Sure, you're basic toilet needs to function in one way, remove our biological waste as fast as possible so that we leave no trace of our unmentionable left overs from our digestive systems. The options come in in a mirage of ways and asking questions is the best way to narrow them down. How tall are you? How difficult is it for you to sit and stand? What is your consciousness of water usage? How much water are you trying to save? Who cleans the bathroom? Are their small children in your home who's aim is yet to be perfected? And so many more. 

What about personal hygiene? This is where the bidet comes in. The French invention designed for bathing our lower private parts without taking a full bath. Who really wants to take off all their clothes past their ankles to sit on cold porcelain backwards so that they can splash soap and water on themselves? And who really wants to dedicate another almost 3' of space to a non-storage fixture to sit right beside the toilet that they don't want to think about in the first place? Thankfully Toto, a Japanese company, and others have designed the bidet seat or Washlet (they have even made one for travel, now thats smart!). Simply use the toilet as usual and push a button to enjoy a warm cleansing rinse without the extra work of undressing or a cold seat! 

Homeowners I work with who choose this option are typically retired and are planning to live in their home as long as possible or they have an aging parent moving in who has trouble reaching after using the toilet. Others have experienced them on their travels across the world and have found that they are a relaxing part of using the restroom. For this reason it is my practice to design an electrical outlet near the toilet for a bidet seat, even if it may be a future amenity.

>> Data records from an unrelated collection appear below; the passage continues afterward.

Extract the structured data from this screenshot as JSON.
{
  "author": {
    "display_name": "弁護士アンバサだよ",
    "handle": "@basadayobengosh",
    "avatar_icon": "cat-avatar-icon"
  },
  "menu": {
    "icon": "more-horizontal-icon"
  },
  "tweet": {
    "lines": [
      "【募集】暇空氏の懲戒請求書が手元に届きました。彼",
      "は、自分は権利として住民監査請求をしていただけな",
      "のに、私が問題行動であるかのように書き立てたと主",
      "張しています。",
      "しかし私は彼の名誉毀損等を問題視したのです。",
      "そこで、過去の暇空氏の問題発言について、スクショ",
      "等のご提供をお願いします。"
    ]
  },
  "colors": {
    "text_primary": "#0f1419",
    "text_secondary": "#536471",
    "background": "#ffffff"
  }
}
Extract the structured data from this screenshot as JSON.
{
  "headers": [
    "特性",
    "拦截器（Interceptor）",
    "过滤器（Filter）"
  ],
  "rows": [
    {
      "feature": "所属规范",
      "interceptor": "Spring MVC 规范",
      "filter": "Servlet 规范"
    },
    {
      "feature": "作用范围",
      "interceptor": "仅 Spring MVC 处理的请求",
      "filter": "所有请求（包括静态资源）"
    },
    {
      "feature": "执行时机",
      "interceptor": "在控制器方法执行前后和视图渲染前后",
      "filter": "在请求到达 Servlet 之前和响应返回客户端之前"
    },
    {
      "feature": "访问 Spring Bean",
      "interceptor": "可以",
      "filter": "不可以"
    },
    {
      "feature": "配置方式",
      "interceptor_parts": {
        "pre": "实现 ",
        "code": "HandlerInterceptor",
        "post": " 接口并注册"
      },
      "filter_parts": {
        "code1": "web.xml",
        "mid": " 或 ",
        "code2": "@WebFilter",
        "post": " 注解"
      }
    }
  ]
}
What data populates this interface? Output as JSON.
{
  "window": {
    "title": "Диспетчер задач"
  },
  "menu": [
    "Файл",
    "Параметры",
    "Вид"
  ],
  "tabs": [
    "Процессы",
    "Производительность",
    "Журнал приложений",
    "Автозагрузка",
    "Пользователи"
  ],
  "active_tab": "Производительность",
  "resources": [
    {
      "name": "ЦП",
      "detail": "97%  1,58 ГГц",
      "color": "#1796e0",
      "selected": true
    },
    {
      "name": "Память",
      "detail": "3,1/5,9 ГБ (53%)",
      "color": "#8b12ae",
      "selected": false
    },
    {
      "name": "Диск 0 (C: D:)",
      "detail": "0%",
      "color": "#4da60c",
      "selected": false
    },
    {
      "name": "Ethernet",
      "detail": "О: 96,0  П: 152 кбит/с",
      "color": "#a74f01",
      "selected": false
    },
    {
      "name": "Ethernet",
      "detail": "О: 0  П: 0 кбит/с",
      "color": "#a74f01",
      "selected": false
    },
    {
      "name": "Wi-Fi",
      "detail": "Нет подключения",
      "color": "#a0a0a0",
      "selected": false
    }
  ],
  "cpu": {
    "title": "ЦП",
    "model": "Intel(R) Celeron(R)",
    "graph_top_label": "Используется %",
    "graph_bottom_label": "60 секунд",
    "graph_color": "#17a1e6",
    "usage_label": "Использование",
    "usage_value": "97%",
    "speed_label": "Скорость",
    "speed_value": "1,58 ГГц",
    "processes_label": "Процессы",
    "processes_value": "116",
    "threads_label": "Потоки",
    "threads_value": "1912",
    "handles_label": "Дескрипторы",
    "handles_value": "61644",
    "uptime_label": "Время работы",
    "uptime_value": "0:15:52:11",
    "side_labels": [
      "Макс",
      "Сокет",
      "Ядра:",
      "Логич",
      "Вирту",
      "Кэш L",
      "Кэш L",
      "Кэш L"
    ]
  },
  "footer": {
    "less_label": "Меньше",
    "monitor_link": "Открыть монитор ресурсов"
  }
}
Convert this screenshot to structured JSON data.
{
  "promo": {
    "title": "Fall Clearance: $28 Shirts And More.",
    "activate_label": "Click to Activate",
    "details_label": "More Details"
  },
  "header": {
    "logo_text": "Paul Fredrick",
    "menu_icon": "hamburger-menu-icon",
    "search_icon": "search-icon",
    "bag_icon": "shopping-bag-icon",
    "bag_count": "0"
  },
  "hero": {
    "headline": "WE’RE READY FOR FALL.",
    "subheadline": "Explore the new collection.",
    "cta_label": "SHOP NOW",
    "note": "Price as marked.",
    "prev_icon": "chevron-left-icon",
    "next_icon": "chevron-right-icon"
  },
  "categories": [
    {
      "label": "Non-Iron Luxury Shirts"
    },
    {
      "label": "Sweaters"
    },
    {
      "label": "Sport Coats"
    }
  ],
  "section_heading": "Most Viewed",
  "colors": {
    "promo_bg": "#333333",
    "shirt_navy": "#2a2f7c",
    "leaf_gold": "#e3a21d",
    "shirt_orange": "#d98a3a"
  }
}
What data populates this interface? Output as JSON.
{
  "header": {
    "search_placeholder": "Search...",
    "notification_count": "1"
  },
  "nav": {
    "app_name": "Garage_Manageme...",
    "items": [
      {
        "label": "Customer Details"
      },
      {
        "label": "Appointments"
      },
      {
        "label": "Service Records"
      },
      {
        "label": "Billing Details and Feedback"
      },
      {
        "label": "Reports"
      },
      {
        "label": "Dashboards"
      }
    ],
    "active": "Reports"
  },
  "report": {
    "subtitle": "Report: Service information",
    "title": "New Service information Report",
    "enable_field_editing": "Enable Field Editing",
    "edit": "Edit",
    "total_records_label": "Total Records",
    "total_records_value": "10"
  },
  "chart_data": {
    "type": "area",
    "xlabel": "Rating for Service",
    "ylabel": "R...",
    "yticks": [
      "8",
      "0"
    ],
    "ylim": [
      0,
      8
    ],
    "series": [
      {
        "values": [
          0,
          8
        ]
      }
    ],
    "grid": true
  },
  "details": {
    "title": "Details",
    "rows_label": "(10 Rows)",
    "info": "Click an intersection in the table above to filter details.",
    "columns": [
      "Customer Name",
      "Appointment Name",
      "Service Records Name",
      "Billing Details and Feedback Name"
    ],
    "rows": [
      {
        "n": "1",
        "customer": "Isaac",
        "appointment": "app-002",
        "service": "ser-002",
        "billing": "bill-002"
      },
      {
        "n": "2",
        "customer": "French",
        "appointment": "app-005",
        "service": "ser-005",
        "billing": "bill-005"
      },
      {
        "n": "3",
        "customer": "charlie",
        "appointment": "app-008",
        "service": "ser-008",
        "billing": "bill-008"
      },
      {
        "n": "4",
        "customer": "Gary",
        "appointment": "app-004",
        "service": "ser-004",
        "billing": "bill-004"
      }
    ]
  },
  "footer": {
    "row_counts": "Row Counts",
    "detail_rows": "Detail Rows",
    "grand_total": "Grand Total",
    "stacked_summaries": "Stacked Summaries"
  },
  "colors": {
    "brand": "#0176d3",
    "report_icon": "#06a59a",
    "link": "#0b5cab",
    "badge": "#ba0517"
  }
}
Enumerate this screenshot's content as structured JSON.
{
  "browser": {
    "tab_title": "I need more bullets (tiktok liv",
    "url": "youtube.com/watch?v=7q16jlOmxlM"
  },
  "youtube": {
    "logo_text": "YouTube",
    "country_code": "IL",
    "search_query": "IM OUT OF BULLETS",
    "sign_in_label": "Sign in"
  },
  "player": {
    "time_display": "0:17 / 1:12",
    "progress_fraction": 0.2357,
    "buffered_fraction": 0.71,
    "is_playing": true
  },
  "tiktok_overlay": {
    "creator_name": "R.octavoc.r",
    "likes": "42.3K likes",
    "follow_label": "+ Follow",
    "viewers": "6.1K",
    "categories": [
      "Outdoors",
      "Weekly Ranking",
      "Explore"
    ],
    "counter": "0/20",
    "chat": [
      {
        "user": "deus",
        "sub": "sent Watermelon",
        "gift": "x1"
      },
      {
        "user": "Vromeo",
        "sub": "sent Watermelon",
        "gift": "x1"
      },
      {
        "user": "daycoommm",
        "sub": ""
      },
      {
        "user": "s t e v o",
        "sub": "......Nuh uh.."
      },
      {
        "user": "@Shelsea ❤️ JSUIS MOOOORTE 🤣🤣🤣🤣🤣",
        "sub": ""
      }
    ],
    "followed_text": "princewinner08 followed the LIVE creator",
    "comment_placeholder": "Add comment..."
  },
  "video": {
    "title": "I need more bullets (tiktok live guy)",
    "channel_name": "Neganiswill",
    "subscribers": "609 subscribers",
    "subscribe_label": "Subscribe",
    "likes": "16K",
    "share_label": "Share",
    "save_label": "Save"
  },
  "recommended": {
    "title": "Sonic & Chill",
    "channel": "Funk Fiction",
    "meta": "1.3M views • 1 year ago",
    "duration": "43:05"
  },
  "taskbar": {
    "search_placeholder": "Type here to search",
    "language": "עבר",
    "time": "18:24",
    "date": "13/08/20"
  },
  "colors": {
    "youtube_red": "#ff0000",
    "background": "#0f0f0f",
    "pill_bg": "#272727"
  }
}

Now tech enthusiasts and moms of young children will love the next phase in the bidet evolution. It's the Toto Neorest. This toilet is simple, has clean lines, no extra nooks and cranny's so it's easy wipe down to keep clean. It's as close to Jetsons age as I have seen for homes. The lid opens upon walking up to it, it's seat is warmed. It will even flush and quietly close the seat and lid when you walk away! Oh, did I mention its virtually "self-cleaning"? With ewater technology they electrolyze a mist of water which the system sends into the bowl to disinfect after each use and after an 8 hour period of stillness.

Feeling refreshed isn't reserved for shower and bath-time anymore!

ps. If you would like to test one out for your self, come by the Jack London Kitchen and Bath Gallery showroom in Oakland!